New Jersey Star-Ledger C-
(Michael Sommers) Resembles a vast, elaborate clockwork toy of yesteryear. It's festooned with an array of bells, whistles and cute mechanical figures. Whether kids will be thrilled by such a vintage gadget is debatable. Adults are likely to mix fond smiles with yawns. While the energetic Sherman Brothers parts of the score are enjoyable, the cluttered musical isn't as wonderful as hoped...This over-stuffed version of 'Mary Poppins' strives very hard to satisfy viewers. Sometimes it succeeds. But for a show about enchantment in everyday life, isn't magic supposed to seem effortless?
Wall Street Journal C-
(Terry Teachout) Could it be that the multinational partnership of Disney-Mackintosh Inc. has smothered "Mary Poppins" under a blanket of cash? I like how'd-they-do-that stage trickery as much as the next wide-eyed theatergoer, but there's something unsatisfyingly slick about the fantastic spectacle that Mr. Mackintosh and his British colleagues have shipped across the Atlantic. The 1964 film of "Mary Poppins" was more than a little bit sticky around the edges, but it had heart, and it also had Julie Andrews, Dick Van Dyke, and a brilliant supporting cast that included Hermione Baddeley, Jane Darwell, Glynis Johns, Elsa Lanchester and Ed Wynn. This "Mary Poppins" has the best special effects that money can buy. I'd rather have heart.

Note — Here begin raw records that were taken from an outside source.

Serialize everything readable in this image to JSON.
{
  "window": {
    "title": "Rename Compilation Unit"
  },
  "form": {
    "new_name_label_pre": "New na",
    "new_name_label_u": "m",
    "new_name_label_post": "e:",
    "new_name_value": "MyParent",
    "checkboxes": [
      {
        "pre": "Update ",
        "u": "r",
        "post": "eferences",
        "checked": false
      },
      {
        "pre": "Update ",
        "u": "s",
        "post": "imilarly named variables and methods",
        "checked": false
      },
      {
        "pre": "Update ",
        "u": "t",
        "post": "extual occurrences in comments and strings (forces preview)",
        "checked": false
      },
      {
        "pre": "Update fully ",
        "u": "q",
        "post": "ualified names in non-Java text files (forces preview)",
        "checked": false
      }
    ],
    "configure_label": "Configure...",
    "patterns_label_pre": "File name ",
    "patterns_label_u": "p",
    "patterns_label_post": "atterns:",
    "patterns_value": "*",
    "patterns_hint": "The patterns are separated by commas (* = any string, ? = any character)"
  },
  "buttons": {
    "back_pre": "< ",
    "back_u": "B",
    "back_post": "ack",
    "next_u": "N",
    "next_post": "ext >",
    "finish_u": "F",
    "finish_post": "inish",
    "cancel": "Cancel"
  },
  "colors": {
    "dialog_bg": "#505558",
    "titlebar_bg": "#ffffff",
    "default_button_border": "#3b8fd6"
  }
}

Talkin' Broadway D+
(Matthew Murray) It looks like designer Bob Crowley was encouraged to spend a small fortune on sets and costumes of uncommon bounty, which evoke Victorian London in sepia shades, Technicolor, and opulent extravagance. But for Mackintosh and Disney, these are investments in a show all but guaranteed to run somewhere in the realm of forever, and it's in every other element of the show, from the book and score to the performers, that Mary Poppins is indistinguishable from a no-fee, no-frills ATM for its creators. For while Mackintosh reportedly wanted to divest Travers's property of the film's saccharine, he wasn't willing to do it at the expense of the score and characterizations that made the movie an international and intergenerational phenomenon…Librettist Julian Fellowes, however, doesn't reconcile these contradictory attitudes into a cohesive work.
AM New York D+
(Matt Windman) Perhaps what "Mary Poppins" needs most of all is personality. More problematic than just the monotonic perkiness of Ashley Brown's performance, "Mary Poppins" appears to have been directed in a dozen different styles, leading to an identity crisis in which it does not know what kind of musical it wants to be. Till some degree of coherence is achieved, not even a magic umbrella could make "Mary Poppins" fly.
New York Post A 13; Journal News A 13; The Daily News A- 12; Pittsburgh Post-Gazette A- 12; Variety A- 12; Associated Press A- 12; TONY A- 12; CurtainUp B+ 11; EW B- 9; Theatermania C+ 8; The Record C 7; The New York Times C- 6; Washington Post C- 6; New York Sun C- 6; NYMag C- 6; NJ Star-Ledger C- 6; WSJ C- 6; Talkin’ Broadway D+ 5; AMNY D+ 5; TOTAL: 167/19 = 8.79 (B-)